Although Owens received a number of letters from the Fund calling his attention to errors or discrepancies in his reports, he did not at any time prior to the filing of this lawsuit, repudiate the written agreements or claim that they were not binding on him.
We think the facts of this case are somewhat similar to those in the case of Lewis v. Lowry, 322 F.2d 453, decided by the Fourth Circuit Court. We agree with this decision. The District Judge did not have the benefit of it at the time of the trial of this case.
In our opinion, parol evidence was not admissible to establish that one of the many provisions of the written contract was not to be binding. Since the agreement was substantially performed and Owens never acted to renounce it, we believe it is too late for him to do so now.

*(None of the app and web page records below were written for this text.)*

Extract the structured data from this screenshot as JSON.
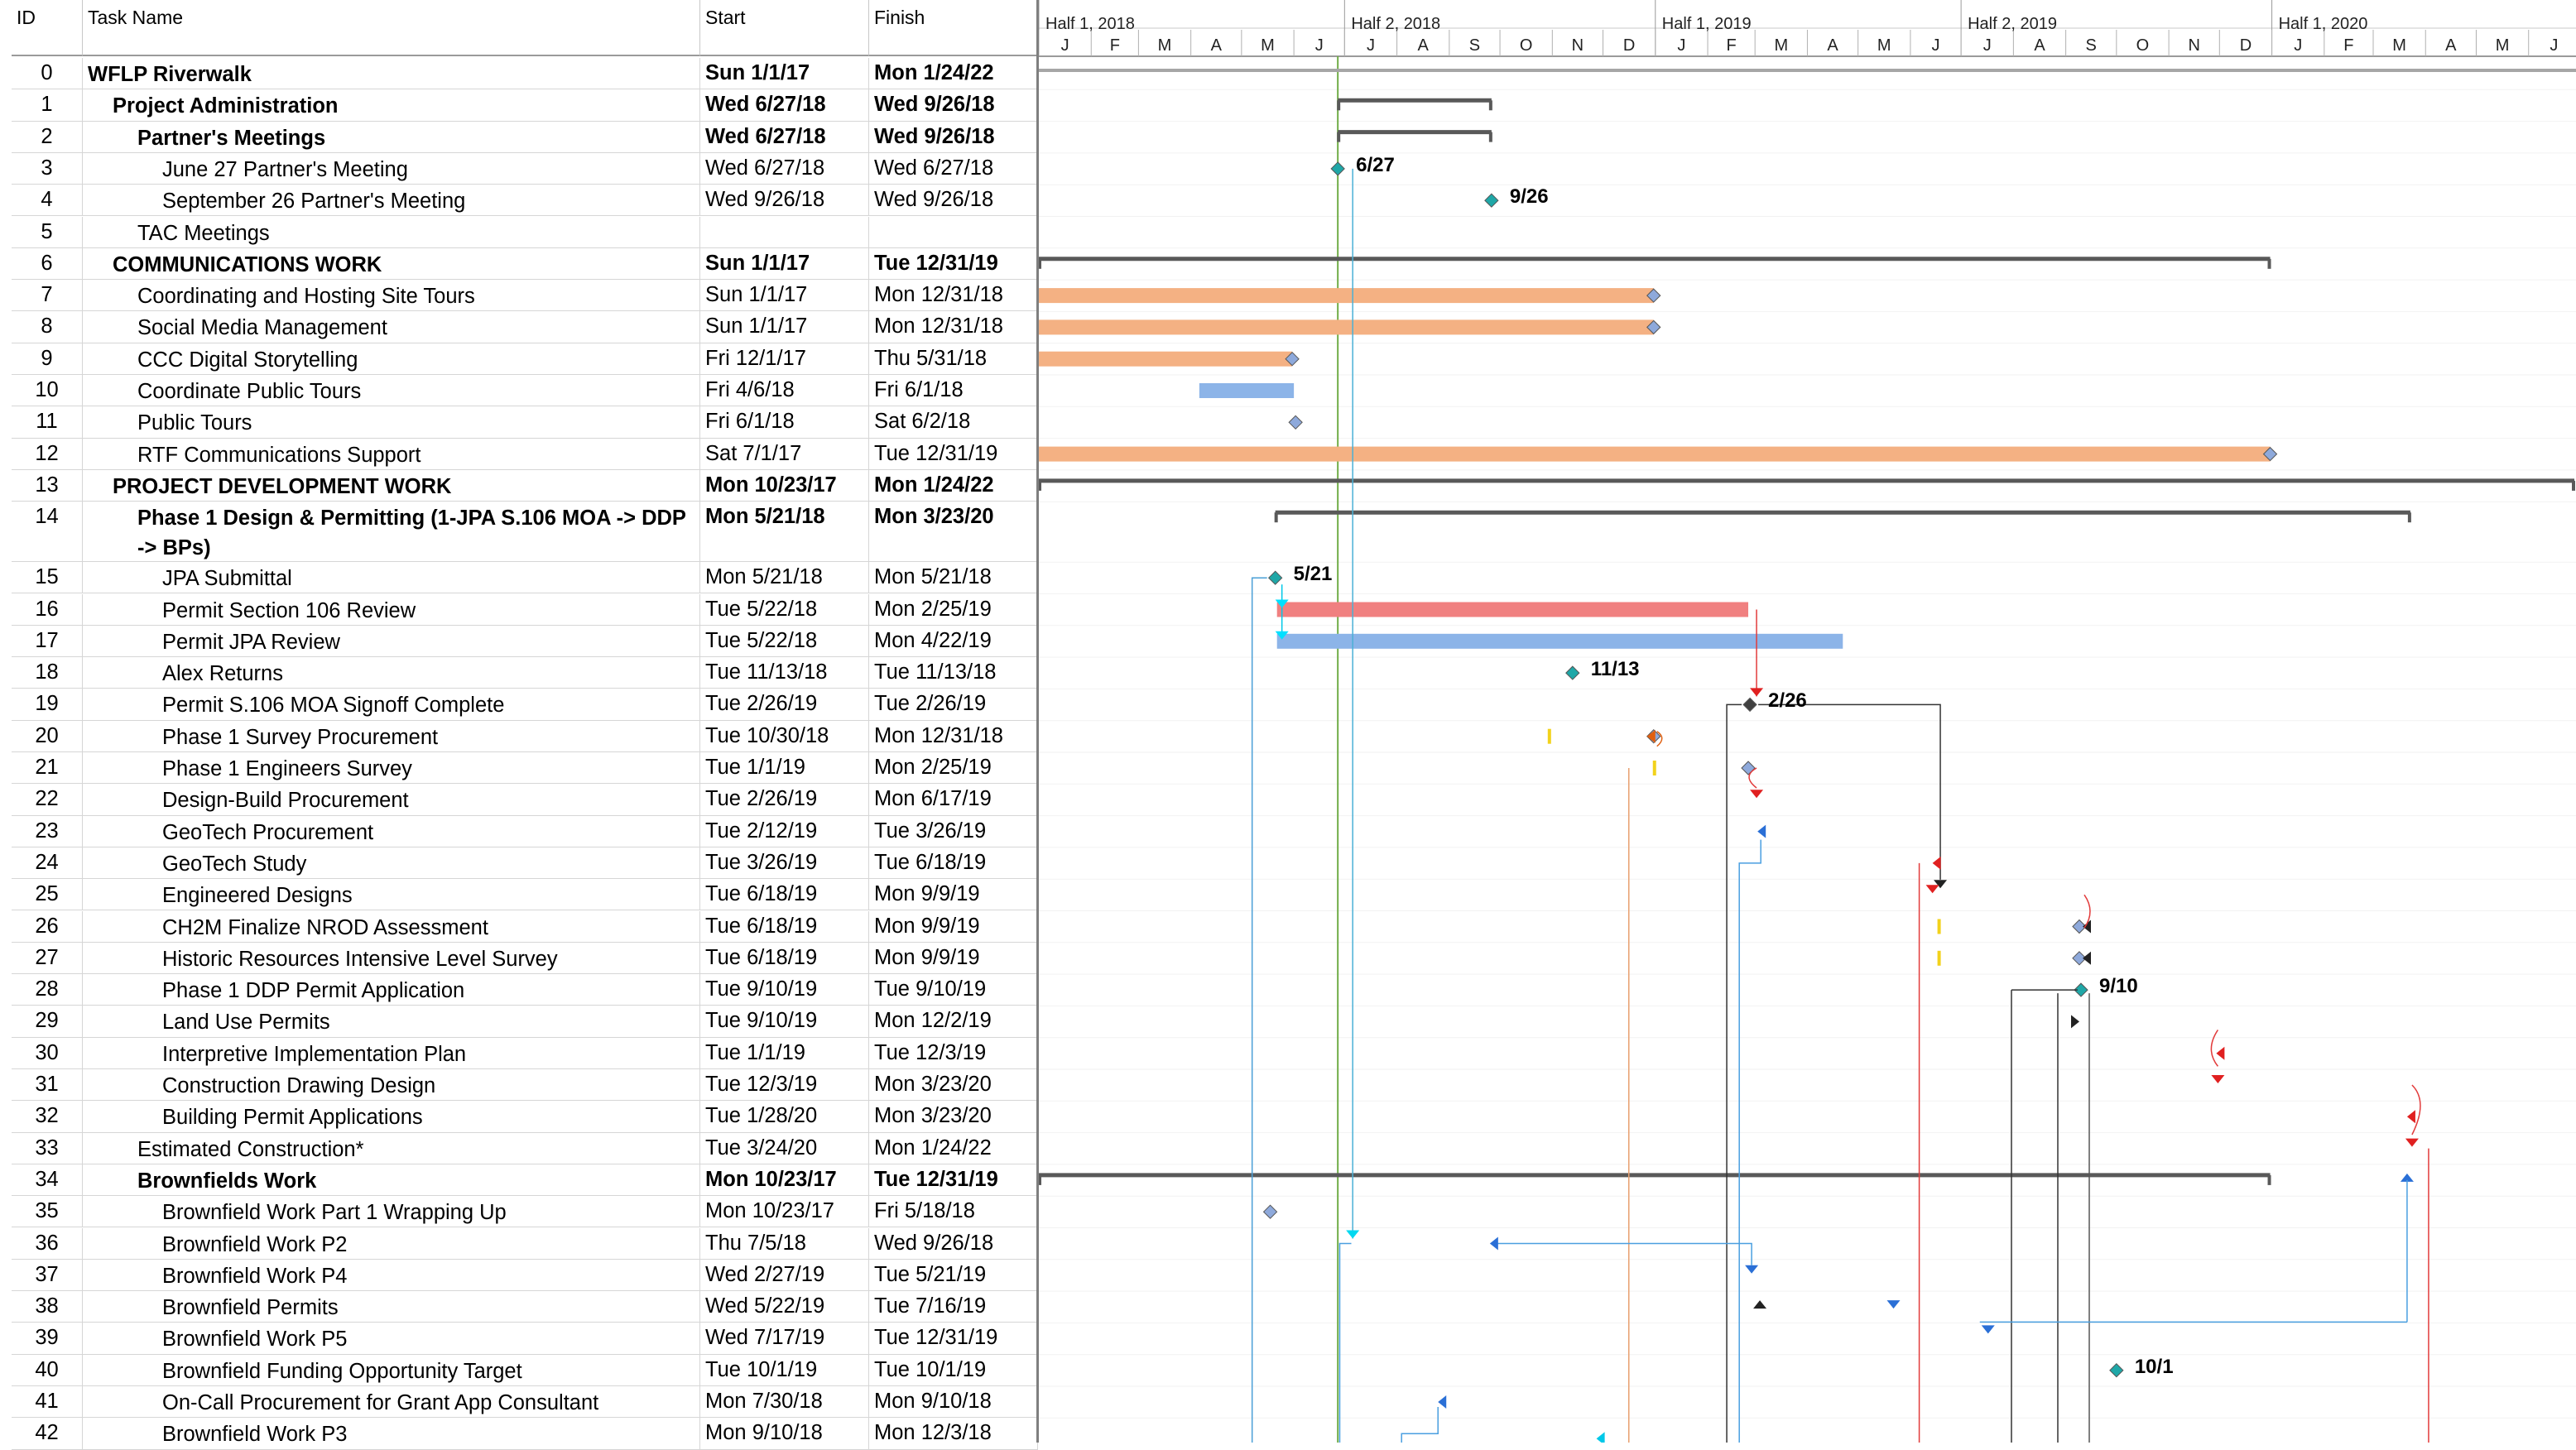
{
  "columns": {
    "id": "ID",
    "name": "Task Name",
    "start": "Start",
    "finish": "Finish"
  },
  "timescale": {
    "halves": [
      "Half 1, 2018",
      "Half 2, 2018",
      "Half 1, 2019",
      "Half 2, 2019",
      "Half 1, 2020"
    ],
    "months": [
      "J",
      "F",
      "M",
      "A",
      "M",
      "J",
      "J",
      "A",
      "S",
      "O",
      "N",
      "D",
      "J",
      "F",
      "M",
      "A",
      "M",
      "J",
      "J",
      "A",
      "S",
      "O",
      "N",
      "D",
      "J",
      "F",
      "M",
      "A",
      "M",
      "J"
    ]
  },
  "tasks": [
    {
      "id": "0",
      "name": "WFLP Riverwalk",
      "start": "Sun 1/1/17",
      "finish": "Mon 1/24/22",
      "bold": true,
      "indent": 0
    },
    {
      "id": "1",
      "name": "Project Administration",
      "start": "Wed 6/27/18",
      "finish": "Wed 9/26/18",
      "bold": true,
      "indent": 1
    },
    {
      "id": "2",
      "name": "Partner's Meetings",
      "start": "Wed 6/27/18",
      "finish": "Wed 9/26/18",
      "bold": true,
      "indent": 2
    },
    {
      "id": "3",
      "name": "June 27 Partner's Meeting",
      "start": "Wed 6/27/18",
      "finish": "Wed 6/27/18",
      "bold": false,
      "indent": 3
    },
    {
      "id": "4",
      "name": "September 26 Partner's Meeting",
      "start": "Wed 9/26/18",
      "finish": "Wed 9/26/18",
      "bold": false,
      "indent": 3
    },
    {
      "id": "5",
      "name": "TAC Meetings",
      "start": "",
      "finish": "",
      "bold": false,
      "indent": 2
    },
    {
      "id": "6",
      "name": "COMMUNICATIONS WORK",
      "start": "Sun 1/1/17",
      "finish": "Tue 12/31/19",
      "bold": true,
      "indent": 1
    },
    {
      "id": "7",
      "name": "Coordinating and Hosting Site Tours",
      "start": "Sun 1/1/17",
      "finish": "Mon 12/31/18",
      "bold": false,
      "indent": 2
    },
    {
      "id": "8",
      "name": "Social Media Management",
      "start": "Sun 1/1/17",
      "finish": "Mon 12/31/18",
      "bold": false,
      "indent": 2
    },
    {
      "id": "9",
      "name": "CCC Digital Storytelling",
      "start": "Fri 12/1/17",
      "finish": "Thu 5/31/18",
      "bold": false,
      "indent": 2
    },
    {
      "id": "10",
      "name": "Coordinate Public Tours",
      "start": "Fri 4/6/18",
      "finish": "Fri 6/1/18",
      "bold": false,
      "indent": 2
    },
    {
      "id": "11",
      "name": "Public Tours",
      "start": "Fri 6/1/18",
      "finish": "Sat 6/2/18",
      "bold": false,
      "indent": 2
    },
    {
      "id": "12",
      "name": "RTF Communications Support",
      "start": "Sat 7/1/17",
      "finish": "Tue 12/31/19",
      "bold": false,
      "indent": 2
    },
    {
      "id": "13",
      "name": "PROJECT DEVELOPMENT WORK",
      "start": "Mon 10/23/17",
      "finish": "Mon 1/24/22",
      "bold": true,
      "indent": 1
    },
    {
      "id": "14",
      "name": "Phase 1 Design & Permitting (1-JPA S.106 MOA -> DDP -> BPs)",
      "start": "Mon 5/21/18",
      "finish": "Mon 3/23/20",
      "bold": true,
      "indent": 2,
      "tall": true
    },
    {
      "id": "15",
      "name": "JPA Submittal",
      "start": "Mon 5/21/18",
      "finish": "Mon 5/21/18",
      "bold": false,
      "indent": 3
    },
    {
      "id": "16",
      "name": "Permit Section 106 Review",
      "start": "Tue 5/22/18",
      "finish": "Mon 2/25/19",
      "bold": false,
      "indent": 3
    },
    {
      "id": "17",
      "name": "Permit JPA Review",
      "start": "Tue 5/22/18",
      "finish": "Mon 4/22/19",
      "bold": false,
      "indent": 3
    },
    {
      "id": "18",
      "name": "Alex Returns",
      "start": "Tue 11/13/18",
      "finish": "Tue 11/13/18",
      "bold": false,
      "indent": 3
    },
    {
      "id": "19",
      "name": "Permit S.106 MOA Signoff Complete",
      "start": "Tue 2/26/19",
      "finish": "Tue 2/26/19",
      "bold": false,
      "indent": 3
    },
    {
      "id": "20",
      "name": "Phase 1 Survey Procurement",
      "start": "Tue 10/30/18",
      "finish": "Mon 12/31/18",
      "bold": false,
      "indent": 3
    },
    {
      "id": "21",
      "name": "Phase 1 Engineers Survey",
      "start": "Tue 1/1/19",
      "finish": "Mon 2/25/19",
      "bold": false,
      "indent": 3
    },
    {
      "id": "22",
      "name": "Design-Build Procurement",
      "start": "Tue 2/26/19",
      "finish": "Mon 6/17/19",
      "bold": false,
      "indent": 3
    },
    {
      "id": "23",
      "name": "GeoTech Procurement",
      "start": "Tue 2/12/19",
      "finish": "Tue 3/26/19",
      "bold": false,
      "indent": 3
    },
    {
      "id": "24",
      "name": "GeoTech Study",
      "start": "Tue 3/26/19",
      "finish": "Tue 6/18/19",
      "bold": false,
      "indent": 3
    },
    {
      "id": "25",
      "name": "Engineered Designs",
      "start": "Tue 6/18/19",
      "finish": "Mon 9/9/19",
      "bold": false,
      "indent": 3
    },
    {
      "id": "26",
      "name": "CH2M Finalize NROD Assessment",
      "start": "Tue 6/18/19",
      "finish": "Mon 9/9/19",
      "bold": false,
      "indent": 3
    },
    {
      "id": "27",
      "name": "Historic Resources Intensive Level Survey",
      "start": "Tue 6/18/19",
      "finish": "Mon 9/9/19",
      "bold": false,
      "indent": 3
    },
    {
      "id": "28",
      "name": "Phase 1 DDP Permit Application",
      "start": "Tue 9/10/19",
      "finish": "Tue 9/10/19",
      "bold": false,
      "indent": 3
    },
    {
      "id": "29",
      "name": "Land Use Permits",
      "start": "Tue 9/10/19",
      "finish": "Mon 12/2/19",
      "bold": false,
      "indent": 3
    },
    {
      "id": "30",
      "name": "Interpretive Implementation Plan",
      "start": "Tue 1/1/19",
      "finish": "Tue 12/3/19",
      "bold": false,
      "indent": 3
    },
    {
      "id": "31",
      "name": "Construction Drawing Design",
      "start": "Tue 12/3/19",
      "finish": "Mon 3/23/20",
      "bold": false,
      "indent": 3
    },
    {
      "id": "32",
      "name": "Building Permit Applications",
      "start": "Tue 1/28/20",
      "finish": "Mon 3/23/20",
      "bold": false,
      "indent": 3
    },
    {
      "id": "33",
      "name": "Estimated Construction*",
      "start": "Tue 3/24/20",
      "finish": "Mon 1/24/22",
      "bold": false,
      "indent": 2
    },
    {
      "id": "34",
      "name": "Brownfields Work",
      "start": "Mon 10/23/17",
      "finish": "Tue 12/31/19",
      "bold": true,
      "indent": 2
    },
    {
      "id": "35",
      "name": "Brownfield Work Part 1 Wrapping Up",
      "start": "Mon 10/23/17",
      "finish": "Fri 5/18/18",
      "bold": false,
      "indent": 3
    },
    {
      "id": "36",
      "name": "Brownfield Work P2",
      "start": "Thu 7/5/18",
      "finish": "Wed 9/26/18",
      "bold": false,
      "indent": 3
    },
    {
      "id": "37",
      "name": "Brownfield Work P4",
      "start": "Wed 2/27/19",
      "finish": "Tue 5/21/19",
      "bold": false,
      "indent": 3
    },
    {
      "id": "38",
      "name": "Brownfield Permits",
      "start": "Wed 5/22/19",
      "finish": "Tue 7/16/19",
      "bold": false,
      "indent": 3
    },
    {
      "id": "39",
      "name": "Brownfield Work P5",
      "start": "Wed 7/17/19",
      "finish": "Tue 12/31/19",
      "bold": false,
      "indent": 3
    },
    {
      "id": "40",
      "name": "Brownfield Funding Opportunity Target",
      "start": "Tue 10/1/19",
      "finish": "Tue 10/1/19",
      "bold": false,
      "indent": 3
    },
    {
      "id": "41",
      "name": "On-Call Procurement for Grant App Consultant",
      "start": "Mon 7/30/18",
      "finish": "Mon 9/10/18",
      "bold": false,
      "indent": 3
    },
    {
      "id": "42",
      "name": "Brownfield Work P3",
      "start": "Mon 9/10/18",
      "finish": "Mon 12/3/18",
      "bold": false,
      "indent": 3
    }
  ],
  "milestone_labels": {
    "t3": "6/27",
    "t4": "9/26",
    "t15": "5/21",
    "t18": "11/13",
    "t19": "2/26",
    "t28": "9/10",
    "t40": "10/1"
  },
  "colors": {
    "summary": "#595959",
    "orange": "#f4b183",
    "blue": "#8cb4e8",
    "red": "#f08080",
    "milestone": "#1fa7a7",
    "diamond_blue": "#8ea9db",
    "today": "#70ad47"
  }
}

Without the oral testimony, which we have ruled inadmissible, there was not substantial evidence to support the jury's answer to the interrogatory.
Relative to the second issue of national policy, U.M.W. relied on Gatliff Coal Co. v. Cox, 152 F.2d 52 (C.A.6, 1945), in which we affirmed on the opinion of the District Judge. It so happens that the same District Judge tried the present case, but did not apply any rule of national policy. The national policy doctrine was not applied in Lewis v. Mears, supra, or in either of the Lewis v. Lowry cases, supra.

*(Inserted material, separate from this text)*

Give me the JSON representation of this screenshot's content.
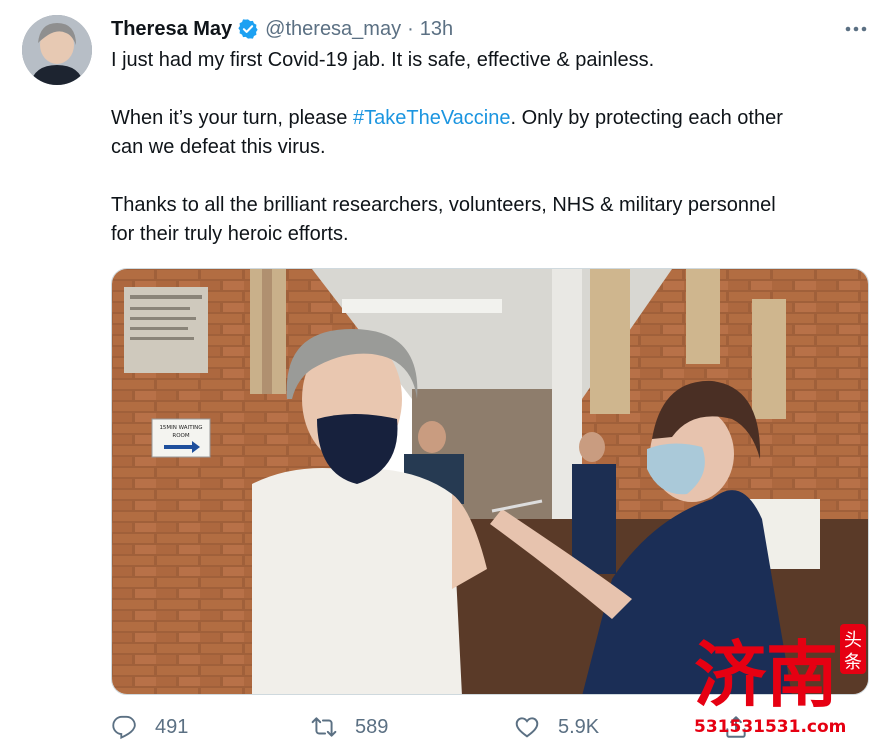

Since we have reached a conclusion which disposes of the case on another ground, it is not necessary for us to consider the issue of national policy.
The judgment of the District Court is reversed and the cause is remanded with instructions to enter judgment in favor of the trustees for $17,616.40, and interest and costs.

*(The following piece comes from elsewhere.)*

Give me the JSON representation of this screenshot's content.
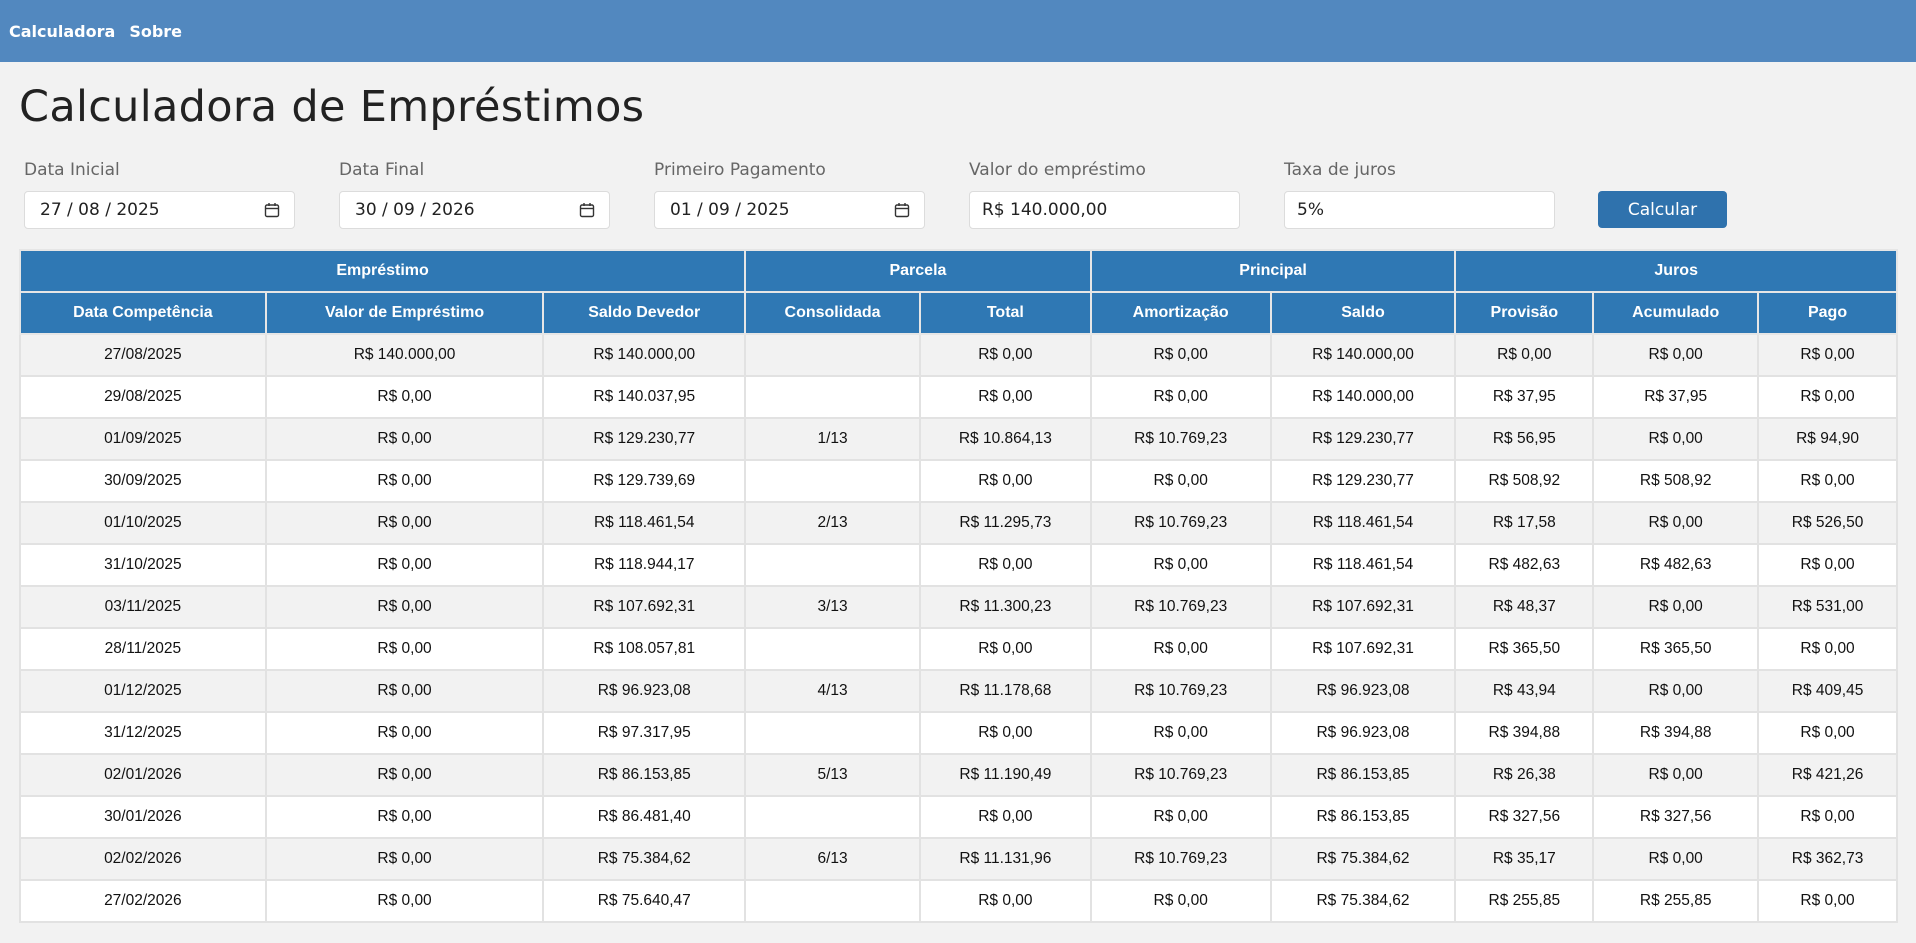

PHILLIPS, Circuit Judge. (concurring).
I concur in the result reached by the majority opinion. The parol evidence rule is correctly stated and applied, and the case is decided upon a valid ground.
I would prefer, however, that the decision be based on national labor policy, rather than the parol evidence rule. As a matter of substantive labor law, we should not permit a written collective bargaining contract to be varied by evidence of a contradictory oral agreement. Gatliff Coal Co. v. Cox, 152 F.2d 52 (C.A. 6). I prefer the dissenting opinion of Chief Judge Sobeloff over the majority opinion in Lewis v. Lowry, 295 F.2d 197 (C.A.4), cert. denied, 368 U.S. 977, 82 S. Ct. 478, 7 L. Ed. 2d 438.
The Supreme Court has placed collective bargaining contracts in a special class. In Textile Workers Union of America v. Lincoln Mills, 353 U.S. 448, 456, 77 S. Ct. 912, 918, 1 L. Ed. 2d 972, the Court stated: "We conclude that the substantive law to apply in suits under § 301(a) is federal law, which the courts must fashion from the policy of our national labor laws." In United Steelworkers of America v. Warrior and Gulf Nav. Co., 363 U.S. 574, 578, 80 S. Ct. 1347, 1351, 4 L. Ed. 2d 1409, the Court said: "The collective bargaining agreement states the rights and duties of the parties. It is more than a contract; it is a generalized code to govern a myriad of cases * * *." Mr. Justice Brennan in his concurring opinion in United Steelworkers of America v. American Mfg. Co., 363 U.S. 564, 570, 80 S. Ct. 1343, 1364, 4 L. Ed. 2d 1403, characterized a collective bargaining agreement to be "* * * the charter instrument of a system of industrial self-government * * *." In each of these cases it was stated that national labor policy must be a consideration in interpreting labor agreements.
The purpose of written labor agreements is to settle questions which, if left unsettled, would lead to industrial strife. Variation of such written contracts by evidence of prior or contemporaneous oral agreements is contrary to national labor policy. In my opinion national labor policy requires that evidence of oral agreements be inadmissible to vary the provisions of written labor contracts.